* TASK DETAILS *
If a line in the data contains "true", copy it out.

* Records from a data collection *

--- START ---

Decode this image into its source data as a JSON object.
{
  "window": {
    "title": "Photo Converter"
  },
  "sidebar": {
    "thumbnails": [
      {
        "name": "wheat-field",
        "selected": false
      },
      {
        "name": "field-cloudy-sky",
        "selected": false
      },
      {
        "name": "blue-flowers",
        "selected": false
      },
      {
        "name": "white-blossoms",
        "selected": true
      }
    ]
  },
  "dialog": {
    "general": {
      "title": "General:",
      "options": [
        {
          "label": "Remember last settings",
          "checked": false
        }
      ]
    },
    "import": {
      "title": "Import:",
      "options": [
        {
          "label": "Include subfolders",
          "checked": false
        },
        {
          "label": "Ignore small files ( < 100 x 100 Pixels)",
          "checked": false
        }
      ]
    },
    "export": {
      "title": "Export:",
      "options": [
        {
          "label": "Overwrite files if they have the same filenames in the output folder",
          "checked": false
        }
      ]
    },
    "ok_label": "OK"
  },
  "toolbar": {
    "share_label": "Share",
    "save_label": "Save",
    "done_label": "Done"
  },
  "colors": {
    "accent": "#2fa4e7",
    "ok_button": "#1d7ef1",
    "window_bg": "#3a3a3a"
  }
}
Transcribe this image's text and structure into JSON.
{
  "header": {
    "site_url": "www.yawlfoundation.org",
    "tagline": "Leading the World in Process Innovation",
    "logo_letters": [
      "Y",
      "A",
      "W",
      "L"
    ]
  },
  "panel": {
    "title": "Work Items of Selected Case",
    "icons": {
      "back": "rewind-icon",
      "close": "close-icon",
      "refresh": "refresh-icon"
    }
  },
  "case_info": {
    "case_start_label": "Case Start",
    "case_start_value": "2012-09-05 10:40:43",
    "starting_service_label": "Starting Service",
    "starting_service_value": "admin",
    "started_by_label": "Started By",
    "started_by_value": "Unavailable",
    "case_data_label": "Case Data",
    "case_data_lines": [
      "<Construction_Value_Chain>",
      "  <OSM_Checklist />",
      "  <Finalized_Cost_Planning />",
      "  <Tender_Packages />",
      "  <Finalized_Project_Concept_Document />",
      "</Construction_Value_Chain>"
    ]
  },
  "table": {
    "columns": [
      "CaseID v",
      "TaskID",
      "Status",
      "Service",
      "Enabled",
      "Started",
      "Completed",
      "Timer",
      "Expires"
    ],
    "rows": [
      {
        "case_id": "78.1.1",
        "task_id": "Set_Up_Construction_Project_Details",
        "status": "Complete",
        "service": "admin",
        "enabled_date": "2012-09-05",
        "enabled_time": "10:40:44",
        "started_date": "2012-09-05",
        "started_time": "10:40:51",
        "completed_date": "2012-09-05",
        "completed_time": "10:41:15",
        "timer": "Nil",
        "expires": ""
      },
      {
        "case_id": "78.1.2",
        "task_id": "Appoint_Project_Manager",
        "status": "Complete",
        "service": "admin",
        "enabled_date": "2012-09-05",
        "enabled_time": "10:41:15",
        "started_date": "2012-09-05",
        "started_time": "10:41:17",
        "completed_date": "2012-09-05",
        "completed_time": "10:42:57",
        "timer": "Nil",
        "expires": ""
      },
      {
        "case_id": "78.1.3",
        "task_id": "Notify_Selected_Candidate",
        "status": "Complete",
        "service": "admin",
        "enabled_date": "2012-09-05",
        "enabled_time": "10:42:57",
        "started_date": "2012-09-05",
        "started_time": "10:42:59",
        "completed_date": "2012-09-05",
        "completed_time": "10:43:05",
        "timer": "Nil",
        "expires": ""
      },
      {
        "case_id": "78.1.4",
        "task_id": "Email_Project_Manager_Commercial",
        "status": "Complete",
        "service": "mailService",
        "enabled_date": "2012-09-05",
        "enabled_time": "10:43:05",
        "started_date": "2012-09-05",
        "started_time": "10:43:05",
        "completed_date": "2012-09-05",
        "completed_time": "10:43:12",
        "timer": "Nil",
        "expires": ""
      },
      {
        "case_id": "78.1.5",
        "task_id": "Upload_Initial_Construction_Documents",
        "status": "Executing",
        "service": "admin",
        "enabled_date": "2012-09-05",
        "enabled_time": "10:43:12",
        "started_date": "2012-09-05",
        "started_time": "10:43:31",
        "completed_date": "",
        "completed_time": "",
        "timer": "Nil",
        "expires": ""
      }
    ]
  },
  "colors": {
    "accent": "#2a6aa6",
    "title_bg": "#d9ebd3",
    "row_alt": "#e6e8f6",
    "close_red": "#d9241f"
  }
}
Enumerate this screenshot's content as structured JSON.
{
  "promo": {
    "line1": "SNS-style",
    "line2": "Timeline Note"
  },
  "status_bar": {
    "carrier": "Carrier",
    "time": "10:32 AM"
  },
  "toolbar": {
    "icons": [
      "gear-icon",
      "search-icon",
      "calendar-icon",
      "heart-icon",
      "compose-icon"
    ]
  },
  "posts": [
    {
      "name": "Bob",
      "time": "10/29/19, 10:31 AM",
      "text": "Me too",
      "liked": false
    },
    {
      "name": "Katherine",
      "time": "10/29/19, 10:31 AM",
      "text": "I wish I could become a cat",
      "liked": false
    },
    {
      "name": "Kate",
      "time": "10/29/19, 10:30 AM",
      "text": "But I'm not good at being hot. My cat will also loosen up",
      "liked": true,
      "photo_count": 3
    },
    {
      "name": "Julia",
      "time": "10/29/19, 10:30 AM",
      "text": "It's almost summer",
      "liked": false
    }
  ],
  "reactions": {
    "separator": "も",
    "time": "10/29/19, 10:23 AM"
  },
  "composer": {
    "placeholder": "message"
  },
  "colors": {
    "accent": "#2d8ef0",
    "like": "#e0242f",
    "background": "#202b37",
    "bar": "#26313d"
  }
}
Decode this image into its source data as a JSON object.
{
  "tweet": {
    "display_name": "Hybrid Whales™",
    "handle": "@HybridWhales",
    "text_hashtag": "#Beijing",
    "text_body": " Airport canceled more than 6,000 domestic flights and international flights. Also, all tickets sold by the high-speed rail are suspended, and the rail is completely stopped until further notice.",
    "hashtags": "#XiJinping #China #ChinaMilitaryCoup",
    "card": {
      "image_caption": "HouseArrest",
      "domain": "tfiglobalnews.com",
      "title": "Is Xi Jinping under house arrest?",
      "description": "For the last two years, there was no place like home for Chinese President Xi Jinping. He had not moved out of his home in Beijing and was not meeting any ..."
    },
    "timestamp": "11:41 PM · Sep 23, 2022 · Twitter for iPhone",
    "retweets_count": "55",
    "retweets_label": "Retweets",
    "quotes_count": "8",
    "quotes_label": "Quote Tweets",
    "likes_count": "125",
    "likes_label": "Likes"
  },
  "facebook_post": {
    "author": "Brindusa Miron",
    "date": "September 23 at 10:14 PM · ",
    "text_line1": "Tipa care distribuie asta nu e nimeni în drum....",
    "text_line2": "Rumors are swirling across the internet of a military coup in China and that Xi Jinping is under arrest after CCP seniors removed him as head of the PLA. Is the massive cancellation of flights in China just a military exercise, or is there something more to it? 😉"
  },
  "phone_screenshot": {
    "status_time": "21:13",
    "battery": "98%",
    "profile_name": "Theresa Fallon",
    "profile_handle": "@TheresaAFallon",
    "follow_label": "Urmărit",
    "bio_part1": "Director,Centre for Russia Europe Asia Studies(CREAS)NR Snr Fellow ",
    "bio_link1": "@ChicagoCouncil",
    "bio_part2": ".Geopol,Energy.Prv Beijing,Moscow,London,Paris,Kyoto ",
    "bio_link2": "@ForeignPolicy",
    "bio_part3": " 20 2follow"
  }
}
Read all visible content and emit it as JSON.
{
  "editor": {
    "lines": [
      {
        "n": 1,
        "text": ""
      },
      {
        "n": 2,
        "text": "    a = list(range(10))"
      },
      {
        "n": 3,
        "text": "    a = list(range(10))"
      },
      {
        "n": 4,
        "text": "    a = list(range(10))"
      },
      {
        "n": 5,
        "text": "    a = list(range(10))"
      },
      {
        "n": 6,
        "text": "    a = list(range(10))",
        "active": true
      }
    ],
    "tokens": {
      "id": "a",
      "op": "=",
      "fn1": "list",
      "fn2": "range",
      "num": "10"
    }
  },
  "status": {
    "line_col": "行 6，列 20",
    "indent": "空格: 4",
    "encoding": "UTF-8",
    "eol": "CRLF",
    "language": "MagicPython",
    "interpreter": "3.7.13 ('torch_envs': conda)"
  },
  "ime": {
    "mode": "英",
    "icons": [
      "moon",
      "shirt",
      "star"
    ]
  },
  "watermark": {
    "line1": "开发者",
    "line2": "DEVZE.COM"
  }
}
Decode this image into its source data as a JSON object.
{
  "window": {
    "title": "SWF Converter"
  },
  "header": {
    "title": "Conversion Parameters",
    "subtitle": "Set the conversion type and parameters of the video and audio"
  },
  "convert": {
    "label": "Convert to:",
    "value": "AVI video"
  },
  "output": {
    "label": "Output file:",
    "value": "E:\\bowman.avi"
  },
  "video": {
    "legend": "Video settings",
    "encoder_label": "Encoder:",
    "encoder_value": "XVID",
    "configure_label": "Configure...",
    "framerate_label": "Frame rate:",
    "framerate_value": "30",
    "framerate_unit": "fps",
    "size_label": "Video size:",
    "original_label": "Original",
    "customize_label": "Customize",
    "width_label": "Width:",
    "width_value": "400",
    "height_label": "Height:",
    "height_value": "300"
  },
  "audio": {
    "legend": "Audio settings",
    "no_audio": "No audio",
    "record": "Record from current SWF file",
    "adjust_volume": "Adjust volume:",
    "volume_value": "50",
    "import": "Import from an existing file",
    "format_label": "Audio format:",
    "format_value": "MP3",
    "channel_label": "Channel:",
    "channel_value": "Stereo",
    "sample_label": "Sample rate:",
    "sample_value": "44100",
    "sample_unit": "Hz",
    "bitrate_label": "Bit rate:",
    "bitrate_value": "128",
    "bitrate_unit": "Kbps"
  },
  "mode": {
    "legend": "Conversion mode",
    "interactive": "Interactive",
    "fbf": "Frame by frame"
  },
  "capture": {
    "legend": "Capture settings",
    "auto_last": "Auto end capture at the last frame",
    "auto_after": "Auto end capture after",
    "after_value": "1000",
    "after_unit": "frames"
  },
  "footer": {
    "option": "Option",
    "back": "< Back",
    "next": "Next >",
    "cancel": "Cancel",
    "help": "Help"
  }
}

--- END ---

* ANSWER SPACE *
        "selected": true
      "liked": true,
        "active": true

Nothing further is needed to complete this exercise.